New threats, new adversaries, and new ways for enterprises to get (badly) hurt
The nature of business risk has changed, and it’s because legacy security has more holes than Swiss cheese. With the prolonged entrenchment of outdated legacy security models has come an easily-predictable and completely understandable rise in cybercrime. 

Hackers are launching cyberattacks on enterprise targets with more frequency, breadth, sophistication, and severity. The real and potential costs to enterprises (in monetary, operational, brand, intellectual property, and even human terms) are significant. Yet many organizations have responded with ineffective security bandages, fatalism, or worse, complacency.

Attacks have become more consequential, and threat actors have become more professional. The notion of the lone hacker working in a basement isn’t accurate anymore. The cybercriminals attacking enterprise organizations across the globe are organized, and often state-sponsored. Advanced Persistent Threat (APT) groups have popped up in China, Russia, elsewhere in Eastern Europe, South America, North Korea, and even Vietnam.

Malware comes in many forms -- spyware, adware, cryptojackers, data exfiltration malware, worms -- but ransomware receives the most attention. For hackers, cyberattacks can be extremely profitable. Ransomware has become so lucrative that it’s generating new business models. Ransomware groups are even “double- or triple-dipping,” extorting one ransom for unlocking encrypted data, another for “not” selling that seized data on the dark web, and then profiting selling that seized data on the dark web.

Ransomware is troublingly easy to deploy. It’s often said that an enterprise is only as secure as its weakest point. Hackers constantly seek out vulnerabilities in legacy corporate networks typically with automated programs crawling the internet looking for an enterprise opening. That exploited vulnerability might be one individual employee responding to a phishing email. It could be a weak password. Perhaps an exposed IP address. Or an overtaxed IT department one week behind on hardware security patches.

Traditional hub-and-spoke networks invite attack. Threat actors can find them, compromise them, move laterally within them, and steal data. (See Figure 1 below.)

Figure 1. Legacy hub-and-spoke networks “protected” with castle-and-moat security create openings for threat actors to attack.

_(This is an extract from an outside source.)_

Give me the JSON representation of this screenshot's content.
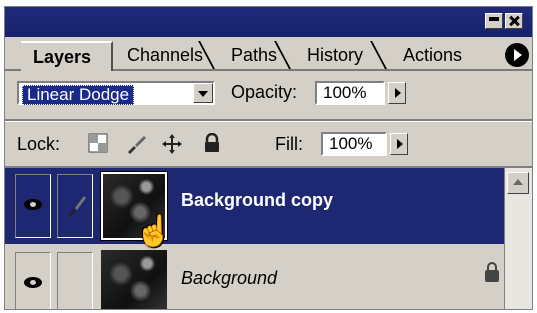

Cyber attacks won’t go away until business leaders take action to counter threats and remove cyber attack incentives. And that requires a new way of thinking about cybersecurity: zero trust.

The genesis of Zero Trust Security
In 2010, Forrester security analysts outlined a new approach to cybersecurity, one that took it out of the realm of network-perimeter controls and applied it to all data in motion. Zero trust was different: It was the first security framework that was data-centric. Zero trust posits that all data traffic from anyone, to anywhere, via any route is potentially hostile, and challenges data legitimacy at every stage of travel.

Zero trust, in principle, was intended to isolate the true contributor to risk: trust, or rather, the granting of trust. Trust could theoretically be quantified and then minimized. The premise was to minimize that granting of trust (“I’m 80% certain you’re not a threat”) everywhere it could be done. This would increase security and reduce business risk.

In a zero trust environment, access is no longer based on machine identification, but on identity, which serves as the new basis for conditional access. Identity underpins Zero Trust, and is the best way to manage secure connectivity to applications, destinations, and resources to protect the modern enterprise workplace: It’s better to authenticate a person than it is to identify an easily-spoofed machine.

When zero trust was first introduced, legacy infrastructure of the time couldn’t scale (nor be easily reengineered) to support dynamic challenges of trust associated with data in motion. In a legacy environment, access is granted via hardware gateways. More “challenges” means more (expensive) hardware stacks housed close to users, applications, and data-processing. Now, more than a decade later, the cloud -- the scalable, abstractable, secure, SASE-enabled cloud --  makes zero trust practical in the form of a Zero Trust Architecture (ZTA).